One consumer study found that, on average, diesel cars are more efficient than their petrol counterparts by around 8mpg, potentially saving £200 each year. While diesel is typically priced slightly higher than petrol by fuel retailers, diesel drivers often find themselves filling up far less regularly as they enjoy higher ‘MPG’ fuel consumption or economy from their cars.

Automotive experts cap hpi published a report recently revealing that switching from diesel to petrol can result in drivers finding themselves out of pocket. Matt Freeman from the organisation comments: “With many consumers concerned about the rising cost of living, diesel was a clear choice for anyone looking to reduce the cost of motoring.
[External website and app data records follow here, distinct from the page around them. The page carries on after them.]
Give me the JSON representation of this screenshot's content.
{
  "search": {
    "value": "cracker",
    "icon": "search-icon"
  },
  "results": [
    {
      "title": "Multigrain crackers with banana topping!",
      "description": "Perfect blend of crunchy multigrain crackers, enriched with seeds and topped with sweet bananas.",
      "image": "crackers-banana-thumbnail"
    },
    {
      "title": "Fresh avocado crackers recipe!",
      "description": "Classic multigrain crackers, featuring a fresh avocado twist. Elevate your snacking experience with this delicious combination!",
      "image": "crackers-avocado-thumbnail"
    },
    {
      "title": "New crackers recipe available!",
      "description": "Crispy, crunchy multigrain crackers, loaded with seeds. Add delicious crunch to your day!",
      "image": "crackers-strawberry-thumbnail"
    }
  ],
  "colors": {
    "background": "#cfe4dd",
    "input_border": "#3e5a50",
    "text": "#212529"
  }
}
With greater fuel efficiency, competitive maintenance costs and higher residual values, diesel vehicles offered real, long-term cost-saving benefits.” He adds: “It’s important for drivers to look at their real-world use of their vehicle and select the right powertrain: if you’re a high-mileage driver you should still be considering a diesel vehicle because of the better fuel economy.”

Reflecting the acceptance that diesel vehicles are generally more fuel efficient, Leeds City Council has opted to focus on penalising dirtier lorries, buses and taxis instead, feeling that placing extra charges on diesel car drivers would “have a disproportionate impact on households” and that “the cost economically and socially of doing that would have been significant.”

What about fleets?

While it’s true that businesses and other organisations are increasingly considering petrol, hybrid and electric vehicles for their fleets, one major company index still sees diesel account for 71.4% of models. Fleet experts commonly express the opinion that there is still a place for diesel, which will remain the dominant fuel for several years to come. After all, many business drivers cover annual mileages in the tens of thousands, making petrol hybrids and certainly electric cars too expensive for them, along with fewer charging points and lengthier recharging times. Delivery vans and longer-distance couriers will also have no choice but to continue to rely on diesel for the foreseeable future, as alternatively-fuelled vans (AFV) are still scarce.

In conclusion

Petrol, hybrid and electric cars are becoming more and more popular, especially for private motorists who don’t drive more than around 15,000 miles per year and use A and B-roads most of the time. For other drivers who rack up higher annual mileages and cover long distances, often using motorways, diesel will still remain the most viable fuel for the next half a dozen years or so, particularly for business motorists. It is fair to say diesel is on its way out, but it’s got a lot of life still left in it yet.

The Low Carbon Vehicle Partnership summed it up nicely at a recent conference when they said: “diesel is wounded, not dead.”